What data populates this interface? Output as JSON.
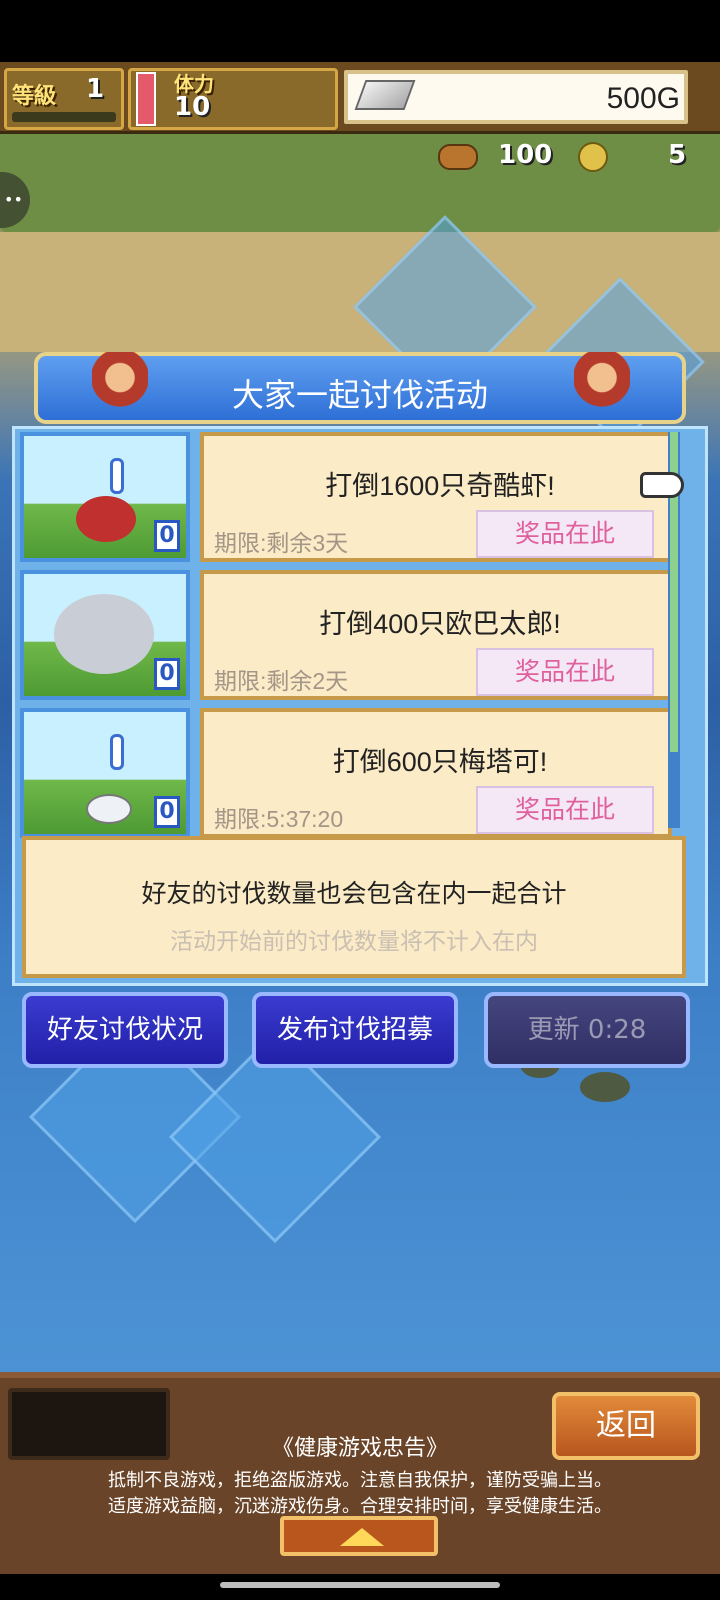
{
  "hud": {
    "level_label": "等級",
    "level_value": "1",
    "stamina_label": "体力",
    "stamina_value": "10",
    "gold": "500G",
    "food": "100",
    "medals": "5"
  },
  "dialog": {
    "title": "大家一起讨伐活动",
    "quests": [
      {
        "title": "打倒1600只奇酷虾!",
        "deadline": "期限:剩余3天",
        "prize_button": "奖品在此",
        "count": "0",
        "monster": "red-scorpion",
        "monster_color": "#c0302e"
      },
      {
        "title": "打倒400只欧巴太郎!",
        "deadline": "期限:剩余2天",
        "prize_button": "奖品在此",
        "count": "0",
        "monster": "robot-spider",
        "monster_color": "#c9ced6"
      },
      {
        "title": "打倒600只梅塔可!",
        "deadline": "期限:5:37:20",
        "prize_button": "奖品在此",
        "count": "0",
        "monster": "white-slime",
        "monster_color": "#eef1f5"
      }
    ],
    "info_line1": "好友的讨伐数量也会包含在内一起合计",
    "info_line2": "活动开始前的讨伐数量将不计入在内"
  },
  "buttons": {
    "friend_status": "好友讨伐状况",
    "post_recruit": "发布讨伐招募",
    "refresh": "更新 0:28"
  },
  "bottom": {
    "back": "返回",
    "advice_title": "《健康游戏忠告》",
    "advice_line1": "抵制不良游戏，拒绝盗版游戏。注意自我保护，谨防受骗上当。",
    "advice_line2": "适度游戏益脑，沉迷游戏伤身。合理安排时间，享受健康生活。"
  },
  "colors": {
    "panel_blue": "#6fb2ea",
    "card_cream": "#fbebc6",
    "prize_pink": "#e0609e",
    "button_blue": "#2020a8",
    "back_orange": "#b8561e"
  }
}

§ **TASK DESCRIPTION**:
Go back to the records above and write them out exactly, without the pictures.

§ **FINISHED EXERCISE**:
What data populates this interface? Output as JSON.
{
  "hud": {
    "level_label": "等級",
    "level_value": "1",
    "stamina_label": "体力",
    "stamina_value": "10",
    "gold": "500G",
    "food": "100",
    "medals": "5"
  },
  "dialog": {
    "title": "大家一起讨伐活动",
    "quests": [
      {
        "title": "打倒1600只奇酷虾!",
        "deadline": "期限:剩余3天",
        "prize_button": "奖品在此",
        "count": "0",
        "monster": "red-scorpion",
        "monster_color": "#c0302e"
      },
      {
        "title": "打倒400只欧巴太郎!",
        "deadline": "期限:剩余2天",
        "prize_button": "奖品在此",
        "count": "0",
        "monster": "robot-spider",
        "monster_color": "#c9ced6"
      },
      {
        "title": "打倒600只梅塔可!",
        "deadline": "期限:5:37:20",
        "prize_button": "奖品在此",
        "count": "0",
        "monster": "white-slime",
        "monster_color": "#eef1f5"
      }
    ],
    "info_line1": "好友的讨伐数量也会包含在内一起合计",
    "info_line2": "活动开始前的讨伐数量将不计入在内"
  },
  "buttons": {
    "friend_status": "好友讨伐状况",
    "post_recruit": "发布讨伐招募",
    "refresh": "更新 0:28"
  },
  "bottom": {
    "back": "返回",
    "advice_title": "《健康游戏忠告》",
    "advice_line1": "抵制不良游戏，拒绝盗版游戏。注意自我保护，谨防受骗上当。",
    "advice_line2": "适度游戏益脑，沉迷游戏伤身。合理安排时间，享受健康生活。"
  },
  "colors": {
    "panel_blue": "#6fb2ea",
    "card_cream": "#fbebc6",
    "prize_pink": "#e0609e",
    "button_blue": "#2020a8",
    "back_orange": "#b8561e"
  }
}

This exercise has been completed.